Some of the cons about bird ownership become obvious about an hour into the relationship. Birds are messy housekeepers. The area beneath and around their cages will become littered with half-eaten seeds and molted feathers. Most species also go to the bathroom every 20 to 30 minutes, which means there are a lot of "accidents" to clean-up. Some birds can be trained to "let one go" over a garbage can as soon as you get it out of the cage, though, which takes care of the first 20 or 30 minutes of handling. The good news is that bird droppings do not smell and can be cleaned-up easily with a moist toilette. But plan on having plenty of those around. Birds can also become alarmed and defensive fairly easily, especially when they're molting. Scratching or petting a bird, while normally enjoyed by your pet, can draw a bite if you happen to snag or bend a feather that's still trying to work its way out. Speaking of which, being bitten by a large bird is not fun. In fact, it hurts a lot, especially when the bird is new to the family. After the first month or two, the bites tend to be less severe and far less frequent, as both animal and people get more used to each other.
In terms of care, you must be willing to take the bird out of its cage, preferable once a day for at least a few hours so that it can get exercise and have some social interaction. The cage can be filled with so-called "enrichment", made up of things the bird can play with a chew, which also serves to stimulate. Pet stores sell various items in this regard, appropriate for different species. Wings and claws must be clipped occasionally, which can be learned, or done by a vet a couple of times a year. Also (and this is a big one), birds have very sensitive respiratory systems, and owners need to be careful about using any aerosol products in the same room as the bird, or near enough for the bird to inhale the fumes. This is a big cause of health problems in pet birds.
Finally, when purchasing a parrot or other large species, find out the life span of the bird beforehand. Many birds can live 40 and 50 years, which means a long-term commitment by your family. Also, birds need to be fed daily. While some products are available that allow food to be hung in the cage ion sticks and gradually nibbled, you find it necessary to hire a pet sitter every time you're away for more than a few days, an added expense and inconvenience that should be allowed for.

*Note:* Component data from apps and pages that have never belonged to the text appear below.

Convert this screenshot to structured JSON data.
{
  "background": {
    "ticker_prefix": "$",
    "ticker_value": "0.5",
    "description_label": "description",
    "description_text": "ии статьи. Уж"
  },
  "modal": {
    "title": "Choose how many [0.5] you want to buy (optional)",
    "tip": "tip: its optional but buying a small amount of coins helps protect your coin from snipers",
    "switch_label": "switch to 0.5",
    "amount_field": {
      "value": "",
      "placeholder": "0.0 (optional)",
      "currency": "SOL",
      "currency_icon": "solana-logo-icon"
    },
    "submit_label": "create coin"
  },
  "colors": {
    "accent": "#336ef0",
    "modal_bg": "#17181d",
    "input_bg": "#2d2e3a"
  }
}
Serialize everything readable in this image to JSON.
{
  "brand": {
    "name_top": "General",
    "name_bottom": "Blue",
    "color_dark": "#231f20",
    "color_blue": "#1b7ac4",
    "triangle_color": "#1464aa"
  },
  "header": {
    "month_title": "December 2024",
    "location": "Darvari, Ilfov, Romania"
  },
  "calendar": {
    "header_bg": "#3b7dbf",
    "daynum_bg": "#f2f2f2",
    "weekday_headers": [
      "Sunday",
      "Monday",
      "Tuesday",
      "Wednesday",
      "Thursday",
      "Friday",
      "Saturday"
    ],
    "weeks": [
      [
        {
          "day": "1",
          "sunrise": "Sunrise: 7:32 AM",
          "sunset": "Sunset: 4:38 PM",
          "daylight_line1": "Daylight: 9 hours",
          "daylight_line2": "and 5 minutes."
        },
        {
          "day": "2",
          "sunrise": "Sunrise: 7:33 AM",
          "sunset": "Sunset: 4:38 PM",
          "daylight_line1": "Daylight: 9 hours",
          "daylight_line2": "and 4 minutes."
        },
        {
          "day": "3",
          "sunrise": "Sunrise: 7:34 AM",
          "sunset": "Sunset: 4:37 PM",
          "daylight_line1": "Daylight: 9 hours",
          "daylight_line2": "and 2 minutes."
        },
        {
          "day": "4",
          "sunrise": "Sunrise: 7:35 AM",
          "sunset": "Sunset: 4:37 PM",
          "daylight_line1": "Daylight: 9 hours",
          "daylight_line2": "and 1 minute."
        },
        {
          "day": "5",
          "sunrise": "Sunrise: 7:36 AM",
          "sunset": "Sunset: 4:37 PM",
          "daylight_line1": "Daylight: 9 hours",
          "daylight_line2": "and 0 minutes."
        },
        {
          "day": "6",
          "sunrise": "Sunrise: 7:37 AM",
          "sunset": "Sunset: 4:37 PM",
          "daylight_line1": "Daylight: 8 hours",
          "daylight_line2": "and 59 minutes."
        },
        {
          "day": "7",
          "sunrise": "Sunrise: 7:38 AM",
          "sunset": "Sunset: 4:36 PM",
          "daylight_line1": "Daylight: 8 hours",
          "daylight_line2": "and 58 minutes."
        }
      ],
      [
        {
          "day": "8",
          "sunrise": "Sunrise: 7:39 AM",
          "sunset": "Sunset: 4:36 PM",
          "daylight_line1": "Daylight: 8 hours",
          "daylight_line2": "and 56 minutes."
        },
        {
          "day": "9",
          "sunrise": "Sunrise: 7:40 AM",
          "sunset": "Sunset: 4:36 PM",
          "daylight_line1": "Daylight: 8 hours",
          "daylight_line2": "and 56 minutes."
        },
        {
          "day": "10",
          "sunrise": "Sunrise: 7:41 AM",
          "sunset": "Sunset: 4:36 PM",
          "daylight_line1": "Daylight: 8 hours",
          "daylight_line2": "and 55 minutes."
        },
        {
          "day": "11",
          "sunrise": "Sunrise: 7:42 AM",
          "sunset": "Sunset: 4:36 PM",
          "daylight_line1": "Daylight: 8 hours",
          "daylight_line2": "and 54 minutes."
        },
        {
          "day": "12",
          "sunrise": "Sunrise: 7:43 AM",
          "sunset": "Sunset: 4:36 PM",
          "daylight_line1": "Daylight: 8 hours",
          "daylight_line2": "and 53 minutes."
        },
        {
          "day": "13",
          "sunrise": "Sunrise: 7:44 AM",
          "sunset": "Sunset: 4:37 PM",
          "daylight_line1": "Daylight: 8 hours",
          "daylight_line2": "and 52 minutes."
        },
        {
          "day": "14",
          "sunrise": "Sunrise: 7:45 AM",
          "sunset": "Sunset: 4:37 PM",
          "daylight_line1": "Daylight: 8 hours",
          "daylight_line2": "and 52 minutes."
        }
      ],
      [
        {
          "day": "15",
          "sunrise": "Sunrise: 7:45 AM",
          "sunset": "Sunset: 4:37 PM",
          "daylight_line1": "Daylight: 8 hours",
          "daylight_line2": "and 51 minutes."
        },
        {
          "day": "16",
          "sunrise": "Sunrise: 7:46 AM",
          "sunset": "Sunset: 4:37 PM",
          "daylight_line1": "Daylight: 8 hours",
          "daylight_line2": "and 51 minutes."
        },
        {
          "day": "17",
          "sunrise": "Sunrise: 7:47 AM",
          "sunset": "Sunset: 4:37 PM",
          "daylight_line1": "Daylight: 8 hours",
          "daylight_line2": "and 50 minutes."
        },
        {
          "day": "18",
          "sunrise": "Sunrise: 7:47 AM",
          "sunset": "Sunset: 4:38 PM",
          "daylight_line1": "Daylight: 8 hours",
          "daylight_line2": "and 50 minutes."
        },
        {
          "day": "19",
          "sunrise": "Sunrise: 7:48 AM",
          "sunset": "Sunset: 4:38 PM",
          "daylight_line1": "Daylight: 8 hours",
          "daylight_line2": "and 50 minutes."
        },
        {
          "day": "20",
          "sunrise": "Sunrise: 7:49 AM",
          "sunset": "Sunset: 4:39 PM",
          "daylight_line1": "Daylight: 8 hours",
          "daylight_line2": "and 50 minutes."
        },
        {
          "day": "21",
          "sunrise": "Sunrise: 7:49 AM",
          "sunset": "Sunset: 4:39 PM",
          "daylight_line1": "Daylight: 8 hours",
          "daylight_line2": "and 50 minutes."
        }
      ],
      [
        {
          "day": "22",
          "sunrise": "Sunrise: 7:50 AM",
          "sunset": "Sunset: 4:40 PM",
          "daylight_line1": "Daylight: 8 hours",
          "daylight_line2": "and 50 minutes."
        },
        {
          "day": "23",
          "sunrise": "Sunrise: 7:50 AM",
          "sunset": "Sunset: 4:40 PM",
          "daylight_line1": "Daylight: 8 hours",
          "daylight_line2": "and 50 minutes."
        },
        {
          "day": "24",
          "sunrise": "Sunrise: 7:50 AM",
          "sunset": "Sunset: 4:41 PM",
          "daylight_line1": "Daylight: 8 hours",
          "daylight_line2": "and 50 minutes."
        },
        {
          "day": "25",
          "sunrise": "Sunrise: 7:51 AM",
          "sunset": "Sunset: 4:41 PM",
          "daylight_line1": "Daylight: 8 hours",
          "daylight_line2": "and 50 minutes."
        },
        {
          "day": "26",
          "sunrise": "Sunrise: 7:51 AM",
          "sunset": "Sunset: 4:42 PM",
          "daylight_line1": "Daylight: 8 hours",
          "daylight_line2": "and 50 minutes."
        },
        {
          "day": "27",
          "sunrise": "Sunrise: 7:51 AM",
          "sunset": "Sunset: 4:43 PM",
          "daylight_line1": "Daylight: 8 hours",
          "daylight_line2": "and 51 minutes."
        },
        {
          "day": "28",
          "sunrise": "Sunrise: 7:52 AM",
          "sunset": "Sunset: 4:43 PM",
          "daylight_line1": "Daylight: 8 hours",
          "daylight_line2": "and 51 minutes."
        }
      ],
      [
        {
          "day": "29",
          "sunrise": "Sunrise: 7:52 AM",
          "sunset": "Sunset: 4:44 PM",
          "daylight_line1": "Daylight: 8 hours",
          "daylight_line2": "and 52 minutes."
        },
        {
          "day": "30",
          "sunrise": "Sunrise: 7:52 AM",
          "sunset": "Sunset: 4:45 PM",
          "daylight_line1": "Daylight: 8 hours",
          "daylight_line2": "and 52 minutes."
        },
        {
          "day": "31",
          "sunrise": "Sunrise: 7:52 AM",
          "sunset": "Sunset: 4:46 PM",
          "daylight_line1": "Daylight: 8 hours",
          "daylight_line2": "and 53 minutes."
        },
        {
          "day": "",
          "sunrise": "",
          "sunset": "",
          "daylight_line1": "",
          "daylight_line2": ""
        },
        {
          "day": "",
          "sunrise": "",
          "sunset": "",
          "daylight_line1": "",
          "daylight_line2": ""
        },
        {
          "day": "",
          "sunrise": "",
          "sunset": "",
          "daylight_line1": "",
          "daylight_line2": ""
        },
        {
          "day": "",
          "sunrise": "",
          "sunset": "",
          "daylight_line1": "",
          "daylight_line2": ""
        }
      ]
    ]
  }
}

In closing, birds can be surprisingly good companions for you and your kids. Arguably, our conure has become a more dear pet to my three children than the two cats, which I find pretty surprising. And by the way, no, the cats do not bother the bird. In fact, when the bird comes walking their way across the sofa, they usually move. The younger cat used to bat at the parakeet's page for the first few months, but gave up the game in fairly short order. The big bird has proved too intimidating. They've been co-existing without tragedy for about eight or nine years.
---David MurphyRead more Parenting Perspective blogs by visiting the Parenting Channel on 6abc.com.